→ Action item: Across the listing below, state how many lines hold the string "prestation"; write nothing but that number.

→ Supplied data:

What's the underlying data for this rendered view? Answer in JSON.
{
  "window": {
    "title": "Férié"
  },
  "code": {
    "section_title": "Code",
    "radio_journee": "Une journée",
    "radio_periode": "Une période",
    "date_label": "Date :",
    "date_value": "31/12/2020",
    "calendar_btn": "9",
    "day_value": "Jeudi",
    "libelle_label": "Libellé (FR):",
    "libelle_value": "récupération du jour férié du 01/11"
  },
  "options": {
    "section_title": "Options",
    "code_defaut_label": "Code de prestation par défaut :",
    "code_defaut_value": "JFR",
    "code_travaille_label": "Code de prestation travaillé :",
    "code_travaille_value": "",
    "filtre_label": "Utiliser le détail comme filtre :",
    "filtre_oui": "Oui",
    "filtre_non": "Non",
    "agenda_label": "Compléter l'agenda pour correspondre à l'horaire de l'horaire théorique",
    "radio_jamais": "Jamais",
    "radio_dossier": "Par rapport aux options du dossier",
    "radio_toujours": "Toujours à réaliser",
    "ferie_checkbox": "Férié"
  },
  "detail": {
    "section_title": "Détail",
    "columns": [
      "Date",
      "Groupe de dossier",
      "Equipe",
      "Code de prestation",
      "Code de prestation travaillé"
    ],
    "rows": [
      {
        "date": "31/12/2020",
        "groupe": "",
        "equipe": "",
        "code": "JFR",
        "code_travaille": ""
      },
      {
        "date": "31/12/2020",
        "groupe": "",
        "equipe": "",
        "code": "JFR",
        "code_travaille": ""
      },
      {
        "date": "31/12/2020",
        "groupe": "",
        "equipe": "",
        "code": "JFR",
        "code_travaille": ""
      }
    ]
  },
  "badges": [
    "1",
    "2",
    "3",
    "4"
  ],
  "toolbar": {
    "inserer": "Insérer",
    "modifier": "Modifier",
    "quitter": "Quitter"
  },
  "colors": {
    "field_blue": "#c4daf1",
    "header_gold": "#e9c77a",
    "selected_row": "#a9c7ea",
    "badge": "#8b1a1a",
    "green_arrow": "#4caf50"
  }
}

→ Written solution: 4